** Opening Data for analysis block **

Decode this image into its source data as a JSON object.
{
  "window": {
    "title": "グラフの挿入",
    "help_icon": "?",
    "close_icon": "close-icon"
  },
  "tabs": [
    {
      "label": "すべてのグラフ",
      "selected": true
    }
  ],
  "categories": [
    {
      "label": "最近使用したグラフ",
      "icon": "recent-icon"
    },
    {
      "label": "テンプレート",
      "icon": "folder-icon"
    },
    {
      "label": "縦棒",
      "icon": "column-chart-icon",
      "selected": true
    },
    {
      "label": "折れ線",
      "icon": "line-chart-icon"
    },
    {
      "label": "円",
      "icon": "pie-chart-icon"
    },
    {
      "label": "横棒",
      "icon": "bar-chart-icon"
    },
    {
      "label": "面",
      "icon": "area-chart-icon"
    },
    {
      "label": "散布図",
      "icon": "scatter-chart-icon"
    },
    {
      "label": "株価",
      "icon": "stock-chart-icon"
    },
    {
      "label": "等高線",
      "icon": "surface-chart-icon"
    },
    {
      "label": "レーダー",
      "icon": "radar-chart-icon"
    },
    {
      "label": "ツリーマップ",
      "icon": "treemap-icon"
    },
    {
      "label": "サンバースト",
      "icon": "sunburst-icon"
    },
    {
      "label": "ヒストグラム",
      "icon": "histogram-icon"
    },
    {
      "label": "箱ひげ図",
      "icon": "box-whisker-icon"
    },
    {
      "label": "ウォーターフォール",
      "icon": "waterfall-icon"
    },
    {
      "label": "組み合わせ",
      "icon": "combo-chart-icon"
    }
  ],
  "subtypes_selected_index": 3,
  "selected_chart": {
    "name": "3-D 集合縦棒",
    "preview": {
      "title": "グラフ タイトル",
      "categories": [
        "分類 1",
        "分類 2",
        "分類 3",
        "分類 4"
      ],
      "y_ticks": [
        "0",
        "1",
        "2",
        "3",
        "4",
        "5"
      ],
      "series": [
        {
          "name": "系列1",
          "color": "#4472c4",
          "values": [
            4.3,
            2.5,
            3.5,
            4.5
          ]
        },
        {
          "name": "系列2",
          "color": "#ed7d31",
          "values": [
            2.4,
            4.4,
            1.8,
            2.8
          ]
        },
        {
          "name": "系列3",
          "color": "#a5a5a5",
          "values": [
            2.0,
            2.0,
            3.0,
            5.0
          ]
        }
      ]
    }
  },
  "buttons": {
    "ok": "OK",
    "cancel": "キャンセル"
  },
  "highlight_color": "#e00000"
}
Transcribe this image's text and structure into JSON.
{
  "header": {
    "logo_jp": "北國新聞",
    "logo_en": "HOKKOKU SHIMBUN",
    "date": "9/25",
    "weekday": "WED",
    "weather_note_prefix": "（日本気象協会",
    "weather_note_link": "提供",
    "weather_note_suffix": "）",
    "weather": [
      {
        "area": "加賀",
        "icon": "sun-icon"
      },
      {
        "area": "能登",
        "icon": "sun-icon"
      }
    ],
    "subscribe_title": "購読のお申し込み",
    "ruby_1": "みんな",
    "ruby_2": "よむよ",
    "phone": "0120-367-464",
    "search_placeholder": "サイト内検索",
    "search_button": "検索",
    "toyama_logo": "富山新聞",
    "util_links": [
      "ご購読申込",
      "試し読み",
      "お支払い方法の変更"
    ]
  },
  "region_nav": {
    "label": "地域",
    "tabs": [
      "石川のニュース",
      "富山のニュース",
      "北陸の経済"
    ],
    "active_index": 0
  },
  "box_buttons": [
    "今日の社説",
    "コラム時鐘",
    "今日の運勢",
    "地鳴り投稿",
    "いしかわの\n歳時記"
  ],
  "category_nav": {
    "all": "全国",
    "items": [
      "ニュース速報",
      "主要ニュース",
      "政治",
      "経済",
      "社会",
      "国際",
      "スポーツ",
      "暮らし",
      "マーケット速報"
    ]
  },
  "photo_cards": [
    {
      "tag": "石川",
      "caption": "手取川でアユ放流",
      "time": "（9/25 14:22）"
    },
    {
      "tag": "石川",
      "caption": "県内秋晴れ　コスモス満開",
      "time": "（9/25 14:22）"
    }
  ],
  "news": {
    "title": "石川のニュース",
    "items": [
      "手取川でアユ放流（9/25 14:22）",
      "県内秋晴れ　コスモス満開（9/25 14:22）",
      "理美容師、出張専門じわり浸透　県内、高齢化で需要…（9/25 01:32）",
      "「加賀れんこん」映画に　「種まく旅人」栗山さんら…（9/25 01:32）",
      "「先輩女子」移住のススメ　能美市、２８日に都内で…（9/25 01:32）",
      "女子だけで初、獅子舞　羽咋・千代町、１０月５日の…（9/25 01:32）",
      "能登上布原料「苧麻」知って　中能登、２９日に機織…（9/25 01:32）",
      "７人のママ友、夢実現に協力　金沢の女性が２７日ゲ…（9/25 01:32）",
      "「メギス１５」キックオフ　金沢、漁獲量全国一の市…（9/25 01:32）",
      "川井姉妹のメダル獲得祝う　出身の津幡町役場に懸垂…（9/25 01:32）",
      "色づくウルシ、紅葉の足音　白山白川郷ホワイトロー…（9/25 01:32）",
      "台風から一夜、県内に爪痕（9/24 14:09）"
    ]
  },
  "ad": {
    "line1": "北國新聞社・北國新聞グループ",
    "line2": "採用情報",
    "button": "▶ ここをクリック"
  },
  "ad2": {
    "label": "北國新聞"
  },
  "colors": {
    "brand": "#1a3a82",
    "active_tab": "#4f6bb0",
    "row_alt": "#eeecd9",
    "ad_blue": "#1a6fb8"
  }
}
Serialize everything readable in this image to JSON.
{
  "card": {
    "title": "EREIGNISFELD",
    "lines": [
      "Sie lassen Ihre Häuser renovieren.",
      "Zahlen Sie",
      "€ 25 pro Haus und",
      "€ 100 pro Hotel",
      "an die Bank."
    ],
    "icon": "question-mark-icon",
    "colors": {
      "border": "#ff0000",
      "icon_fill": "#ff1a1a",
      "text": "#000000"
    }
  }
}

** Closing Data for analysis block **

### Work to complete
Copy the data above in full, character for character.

### Solution for this problem
Decode this image into its source data as a JSON object.
{
  "window": {
    "title": "グラフの挿入",
    "help_icon": "?",
    "close_icon": "close-icon"
  },
  "tabs": [
    {
      "label": "すべてのグラフ",
      "selected": true
    }
  ],
  "categories": [
    {
      "label": "最近使用したグラフ",
      "icon": "recent-icon"
    },
    {
      "label": "テンプレート",
      "icon": "folder-icon"
    },
    {
      "label": "縦棒",
      "icon": "column-chart-icon",
      "selected": true
    },
    {
      "label": "折れ線",
      "icon": "line-chart-icon"
    },
    {
      "label": "円",
      "icon": "pie-chart-icon"
    },
    {
      "label": "横棒",
      "icon": "bar-chart-icon"
    },
    {
      "label": "面",
      "icon": "area-chart-icon"
    },
    {
      "label": "散布図",
      "icon": "scatter-chart-icon"
    },
    {
      "label": "株価",
      "icon": "stock-chart-icon"
    },
    {
      "label": "等高線",
      "icon": "surface-chart-icon"
    },
    {
      "label": "レーダー",
      "icon": "radar-chart-icon"
    },
    {
      "label": "ツリーマップ",
      "icon": "treemap-icon"
    },
    {
      "label": "サンバースト",
      "icon": "sunburst-icon"
    },
    {
      "label": "ヒストグラム",
      "icon": "histogram-icon"
    },
    {
      "label": "箱ひげ図",
      "icon": "box-whisker-icon"
    },
    {
      "label": "ウォーターフォール",
      "icon": "waterfall-icon"
    },
    {
      "label": "組み合わせ",
      "icon": "combo-chart-icon"
    }
  ],
  "subtypes_selected_index": 3,
  "selected_chart": {
    "name": "3-D 集合縦棒",
    "preview": {
      "title": "グラフ タイトル",
      "categories": [
        "分類 1",
        "分類 2",
        "分類 3",
        "分類 4"
      ],
      "y_ticks": [
        "0",
        "1",
        "2",
        "3",
        "4",
        "5"
      ],
      "series": [
        {
          "name": "系列1",
          "color": "#4472c4",
          "values": [
            4.3,
            2.5,
            3.5,
            4.5
          ]
        },
        {
          "name": "系列2",
          "color": "#ed7d31",
          "values": [
            2.4,
            4.4,
            1.8,
            2.8
          ]
        },
        {
          "name": "系列3",
          "color": "#a5a5a5",
          "values": [
            2.0,
            2.0,
            3.0,
            5.0
          ]
        }
      ]
    }
  },
  "buttons": {
    "ok": "OK",
    "cancel": "キャンセル"
  },
  "highlight_color": "#e00000"
}
Transcribe this image's text and structure into JSON.
{
  "header": {
    "logo_jp": "北國新聞",
    "logo_en": "HOKKOKU SHIMBUN",
    "date": "9/25",
    "weekday": "WED",
    "weather_note_prefix": "（日本気象協会",
    "weather_note_link": "提供",
    "weather_note_suffix": "）",
    "weather": [
      {
        "area": "加賀",
        "icon": "sun-icon"
      },
      {
        "area": "能登",
        "icon": "sun-icon"
      }
    ],
    "subscribe_title": "購読のお申し込み",
    "ruby_1": "みんな",
    "ruby_2": "よむよ",
    "phone": "0120-367-464",
    "search_placeholder": "サイト内検索",
    "search_button": "検索",
    "toyama_logo": "富山新聞",
    "util_links": [
      "ご購読申込",
      "試し読み",
      "お支払い方法の変更"
    ]
  },
  "region_nav": {
    "label": "地域",
    "tabs": [
      "石川のニュース",
      "富山のニュース",
      "北陸の経済"
    ],
    "active_index": 0
  },
  "box_buttons": [
    "今日の社説",
    "コラム時鐘",
    "今日の運勢",
    "地鳴り投稿",
    "いしかわの\n歳時記"
  ],
  "category_nav": {
    "all": "全国",
    "items": [
      "ニュース速報",
      "主要ニュース",
      "政治",
      "経済",
      "社会",
      "国際",
      "スポーツ",
      "暮らし",
      "マーケット速報"
    ]
  },
  "photo_cards": [
    {
      "tag": "石川",
      "caption": "手取川でアユ放流",
      "time": "（9/25 14:22）"
    },
    {
      "tag": "石川",
      "caption": "県内秋晴れ　コスモス満開",
      "time": "（9/25 14:22）"
    }
  ],
  "news": {
    "title": "石川のニュース",
    "items": [
      "手取川でアユ放流（9/25 14:22）",
      "県内秋晴れ　コスモス満開（9/25 14:22）",
      "理美容師、出張専門じわり浸透　県内、高齢化で需要…（9/25 01:32）",
      "「加賀れんこん」映画に　「種まく旅人」栗山さんら…（9/25 01:32）",
      "「先輩女子」移住のススメ　能美市、２８日に都内で…（9/25 01:32）",
      "女子だけで初、獅子舞　羽咋・千代町、１０月５日の…（9/25 01:32）",
      "能登上布原料「苧麻」知って　中能登、２９日に機織…（9/25 01:32）",
      "７人のママ友、夢実現に協力　金沢の女性が２７日ゲ…（9/25 01:32）",
      "「メギス１５」キックオフ　金沢、漁獲量全国一の市…（9/25 01:32）",
      "川井姉妹のメダル獲得祝う　出身の津幡町役場に懸垂…（9/25 01:32）",
      "色づくウルシ、紅葉の足音　白山白川郷ホワイトロー…（9/25 01:32）",
      "台風から一夜、県内に爪痕（9/24 14:09）"
    ]
  },
  "ad": {
    "line1": "北國新聞社・北國新聞グループ",
    "line2": "採用情報",
    "button": "▶ ここをクリック"
  },
  "ad2": {
    "label": "北國新聞"
  },
  "colors": {
    "brand": "#1a3a82",
    "active_tab": "#4f6bb0",
    "row_alt": "#eeecd9",
    "ad_blue": "#1a6fb8"
  }
}
Serialize everything readable in this image to JSON.
{
  "card": {
    "title": "EREIGNISFELD",
    "lines": [
      "Sie lassen Ihre Häuser renovieren.",
      "Zahlen Sie",
      "€ 25 pro Haus und",
      "€ 100 pro Hotel",
      "an die Bank."
    ],
    "icon": "question-mark-icon",
    "colors": {
      "border": "#ff0000",
      "icon_fill": "#ff1a1a",
      "text": "#000000"
    }
  }
}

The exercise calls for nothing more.